When it comes to specifying, installing and maintaining fire systems, it is important to remember the purpose and importance of smoke control. This mini guide looks at the options and professional support available when it comes to smoke control specification.
What is smoke control and why use it?
Essentially, smoke control is about redirecting and removing dangerous smoke and fumes from a building in the event of a fire. Keeping smoke away from escape and access routes, such as corridors and staircases, prevents occupants from succumbing to the potentially fatal effects of smoke, helps them to get out and assists time-critical access for the fire-fighting services.
Clearly, the safety of the people in the building is the priority but a well-designed smoke control system also delays or prevents a smaller fire in its early stages becoming a bigger one. Furthermore, it can reduce the risk of damage to the building as well as the property and contents inside it.
What determines which smoke control system to specify?
A building’s design will often determine which ventilation system is most appropriate. For residential buildings for example, the British Standard (BS) requirements vary depending on a building’s height and the distance from the furthest apartment entrance door to the nearest escape route.
These requirements state that in residential buildings that stand four storeys or more in height (i.e. contain a floor over 11m from the access level), maximum travel distances of 7.5m are permitted. To achieve code compliance the corridor should be provided with either a 1.5m² automatic opening vent (AOV) window or a 1.5m² natural smoke shaft to provide a safe, protected escape route for a building’s occupants by safeguarding its staircases from smoke ingress.
What is a mechanical smoke ventilation system?
Powered smoke ventilation systems or Mechanical Smoke Ventilation Systems (MSVS) are based on mechanical extraction through fans and comprise a mechanical extract shaft that serves the common corridor and/ or lobby. When smoke is detected within a protected lobby, only the fire damper to the smoke shaft on the fire floor will open – all other dampers will remain locked shut.

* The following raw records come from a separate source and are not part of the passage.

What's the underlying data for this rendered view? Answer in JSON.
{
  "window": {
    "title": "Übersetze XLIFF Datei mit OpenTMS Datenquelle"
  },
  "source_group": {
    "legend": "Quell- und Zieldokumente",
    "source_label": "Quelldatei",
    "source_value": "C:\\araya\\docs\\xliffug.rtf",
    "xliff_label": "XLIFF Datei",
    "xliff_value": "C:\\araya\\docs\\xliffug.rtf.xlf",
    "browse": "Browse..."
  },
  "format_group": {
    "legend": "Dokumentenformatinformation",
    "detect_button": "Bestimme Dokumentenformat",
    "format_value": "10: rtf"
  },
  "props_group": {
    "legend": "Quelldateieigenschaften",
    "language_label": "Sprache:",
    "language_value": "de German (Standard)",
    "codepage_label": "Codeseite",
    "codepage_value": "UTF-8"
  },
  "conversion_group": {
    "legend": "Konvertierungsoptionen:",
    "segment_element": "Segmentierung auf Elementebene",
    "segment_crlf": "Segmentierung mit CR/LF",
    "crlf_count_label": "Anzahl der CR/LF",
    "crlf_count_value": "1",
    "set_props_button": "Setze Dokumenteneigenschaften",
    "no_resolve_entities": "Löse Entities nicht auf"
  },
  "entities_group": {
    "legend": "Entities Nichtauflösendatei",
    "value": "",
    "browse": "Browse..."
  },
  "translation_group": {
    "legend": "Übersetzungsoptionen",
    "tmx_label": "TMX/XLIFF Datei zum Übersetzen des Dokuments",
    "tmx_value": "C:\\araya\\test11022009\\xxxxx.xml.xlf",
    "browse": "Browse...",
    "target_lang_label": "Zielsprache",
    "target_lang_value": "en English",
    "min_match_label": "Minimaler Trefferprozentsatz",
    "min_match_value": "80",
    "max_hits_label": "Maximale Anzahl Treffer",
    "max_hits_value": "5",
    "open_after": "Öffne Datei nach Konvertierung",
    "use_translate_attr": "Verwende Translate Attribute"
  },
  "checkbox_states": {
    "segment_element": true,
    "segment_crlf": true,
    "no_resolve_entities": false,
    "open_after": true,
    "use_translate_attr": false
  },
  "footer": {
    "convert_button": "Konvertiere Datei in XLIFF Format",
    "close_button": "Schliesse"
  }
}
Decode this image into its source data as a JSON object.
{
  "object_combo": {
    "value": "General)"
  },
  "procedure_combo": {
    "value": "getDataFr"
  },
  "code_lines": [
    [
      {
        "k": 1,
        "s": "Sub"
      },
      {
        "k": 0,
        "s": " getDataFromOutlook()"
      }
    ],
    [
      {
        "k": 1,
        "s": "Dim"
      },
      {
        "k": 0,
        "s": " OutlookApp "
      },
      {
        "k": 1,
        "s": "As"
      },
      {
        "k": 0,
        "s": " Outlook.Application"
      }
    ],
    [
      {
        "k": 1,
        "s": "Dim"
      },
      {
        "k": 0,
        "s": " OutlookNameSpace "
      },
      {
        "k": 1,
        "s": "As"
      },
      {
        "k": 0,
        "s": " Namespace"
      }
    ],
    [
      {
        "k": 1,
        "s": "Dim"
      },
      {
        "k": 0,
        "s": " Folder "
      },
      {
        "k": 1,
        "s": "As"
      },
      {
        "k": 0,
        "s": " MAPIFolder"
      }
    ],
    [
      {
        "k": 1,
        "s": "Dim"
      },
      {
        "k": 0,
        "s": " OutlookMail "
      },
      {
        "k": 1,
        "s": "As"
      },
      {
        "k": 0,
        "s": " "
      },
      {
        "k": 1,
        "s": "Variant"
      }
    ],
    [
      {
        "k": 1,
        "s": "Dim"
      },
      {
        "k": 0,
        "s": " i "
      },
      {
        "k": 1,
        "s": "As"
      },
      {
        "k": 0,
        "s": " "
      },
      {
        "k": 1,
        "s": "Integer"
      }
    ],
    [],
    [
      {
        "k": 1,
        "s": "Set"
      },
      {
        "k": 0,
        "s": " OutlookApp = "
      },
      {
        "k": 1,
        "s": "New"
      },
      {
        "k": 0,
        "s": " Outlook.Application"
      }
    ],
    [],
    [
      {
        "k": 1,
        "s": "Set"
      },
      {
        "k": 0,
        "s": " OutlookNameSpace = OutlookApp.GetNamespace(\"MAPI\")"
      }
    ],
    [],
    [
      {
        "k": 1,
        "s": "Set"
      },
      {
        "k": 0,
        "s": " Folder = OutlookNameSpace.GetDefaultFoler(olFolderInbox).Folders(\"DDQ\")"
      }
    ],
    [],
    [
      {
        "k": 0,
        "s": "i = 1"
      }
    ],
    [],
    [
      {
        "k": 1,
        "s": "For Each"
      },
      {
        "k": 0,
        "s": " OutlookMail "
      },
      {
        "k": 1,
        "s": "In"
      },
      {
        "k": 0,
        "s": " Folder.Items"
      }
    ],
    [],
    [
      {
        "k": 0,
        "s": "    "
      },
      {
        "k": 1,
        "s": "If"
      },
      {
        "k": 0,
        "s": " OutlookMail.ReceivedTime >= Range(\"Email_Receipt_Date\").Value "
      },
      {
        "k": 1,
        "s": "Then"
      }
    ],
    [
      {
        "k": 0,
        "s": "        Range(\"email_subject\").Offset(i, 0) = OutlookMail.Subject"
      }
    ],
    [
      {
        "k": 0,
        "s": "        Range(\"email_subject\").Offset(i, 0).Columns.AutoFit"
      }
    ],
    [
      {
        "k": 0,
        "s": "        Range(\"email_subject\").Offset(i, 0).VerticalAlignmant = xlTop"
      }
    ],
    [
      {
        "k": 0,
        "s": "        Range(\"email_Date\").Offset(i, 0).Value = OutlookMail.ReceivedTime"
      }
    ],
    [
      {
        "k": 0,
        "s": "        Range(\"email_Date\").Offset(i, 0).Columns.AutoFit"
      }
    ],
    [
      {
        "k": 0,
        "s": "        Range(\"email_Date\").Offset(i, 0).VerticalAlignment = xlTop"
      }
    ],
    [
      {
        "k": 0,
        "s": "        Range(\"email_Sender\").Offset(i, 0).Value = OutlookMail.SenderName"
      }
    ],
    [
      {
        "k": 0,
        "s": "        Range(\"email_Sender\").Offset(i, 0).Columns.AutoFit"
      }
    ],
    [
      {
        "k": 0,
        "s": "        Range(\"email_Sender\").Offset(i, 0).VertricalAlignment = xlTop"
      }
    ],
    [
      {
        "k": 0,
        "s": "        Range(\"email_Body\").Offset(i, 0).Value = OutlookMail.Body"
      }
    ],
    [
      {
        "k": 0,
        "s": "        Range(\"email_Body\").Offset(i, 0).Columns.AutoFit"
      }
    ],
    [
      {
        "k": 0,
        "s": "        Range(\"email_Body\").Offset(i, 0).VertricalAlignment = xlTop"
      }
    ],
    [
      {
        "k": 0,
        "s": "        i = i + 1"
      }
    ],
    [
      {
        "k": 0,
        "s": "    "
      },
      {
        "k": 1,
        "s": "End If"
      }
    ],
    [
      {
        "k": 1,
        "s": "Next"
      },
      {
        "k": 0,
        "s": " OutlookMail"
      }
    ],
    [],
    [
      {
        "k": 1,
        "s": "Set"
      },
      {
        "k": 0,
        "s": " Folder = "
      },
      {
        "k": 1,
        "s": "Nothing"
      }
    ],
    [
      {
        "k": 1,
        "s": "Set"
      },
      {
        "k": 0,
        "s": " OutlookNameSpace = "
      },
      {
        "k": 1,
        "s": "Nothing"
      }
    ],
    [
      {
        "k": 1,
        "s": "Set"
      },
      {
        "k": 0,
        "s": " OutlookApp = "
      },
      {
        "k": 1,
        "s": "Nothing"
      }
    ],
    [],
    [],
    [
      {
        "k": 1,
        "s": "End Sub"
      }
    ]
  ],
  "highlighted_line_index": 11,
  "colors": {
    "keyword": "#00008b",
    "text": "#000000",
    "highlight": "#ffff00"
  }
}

In turn, the vent at the head of the staircase will open allowing the smoke to be removed and make up air for the smoke extraction system. The fan at the top of the mechanical smoke shaft extracts the smoke and prevents its migration into the adjacent compartments.
Why install a mechanical smoke ventilation system?
There can be distinct advantages to installing a mechanical smoke ventilation system in place of a natural one, a technique which is permitted under British Standard 9991:2011, which provides guidance on fire safety in the design of residential buildings.
– Substantial space saving benefits, creating more saleable space
The standard states that mechanical smoke shaft systems can be used, provided they offer equivalent performance to their 1.5m² natural counterparts. Due to the greater efficiency of mechanical systems, this can enable the use of shafts as small as 0.25m² in some circumstances, although typically these are 0.5m² or 0.6m², providing substantial space saving benefits over natural systems, creating more saleable space within a property.
– Suitable where common corridor travel distances extend over 7.5m
Protecting the building’s staircase, these systems can also be implemented in buildings that contain travel distances in the common corridor that extend over the code recommended 7.5m. This is because they offer greater performance for means of escape, assisting in clearing smoke from the building’s common corridors, mitigating this non-compliance.
What is a natural smoke ventilation system?
In the event of a fire, natural venting systems open airways, using natural airflow dynamics to remove smoke. A natural smoke ventilation system can be designed using opening windows or vents, an automatic opening vent (AOV) or, where there is no external wall, a vertical smoke shaft.
Why choose a natural smoke ventilation system?
If the property’s common corridor has an external wall, natural smoke ventilation systems are a particularly cost-effective method of achieving compliance as existing windows can be used for this purpose.
– Aesthetic, space, maintenance and cost efficiency
Whilst remaining sympathetic to the architect’s aesthetic vision, as well as offering maximum floor space efficiency and cost savings, natural systems also offer the advantage of easy maintenance due to the small amount of mechanical parts included, often simply consisting of fire doors and an actuator.
This lack of required maintenance makes natural systems ideal for use in multi-occupancy properties where maintenance budgets are limited, or where systems may be vandalised.
Why is it important to enlist specialist support when it comes to smoke control specification?
Achieving the right level of smoke control using the correct systems can be a complex and challenging task. Although developers, architects and contractors are all aiming for the common goal of achieving the best smoke control solution, each discipline has slightly different priorities.
For developers it’s a case of fulfilling fire safety obligations whilst maintaining a commercial approach. Architects and fire consultants look beyond the industry standards to introduce those more innovative fire safety solutions whilst fitting spatial, aesthetic and budget requirements. For contractors, whilst of course being mindful of time and cost, it’s about making sure the systems being installed and maintained are fit for purpose.
By working with experienced fire engineers from a project’s early stages, the most suitable system, or combination of systems can be selected, forming a bespoke solution which produces the best possible result for the individual property in question satisfying everyone’s needs. But, especially those of the building’s occupants.
To ensure your project meets fire safety standards call FDS on +44 (0) 1322 387411 or email email@example.com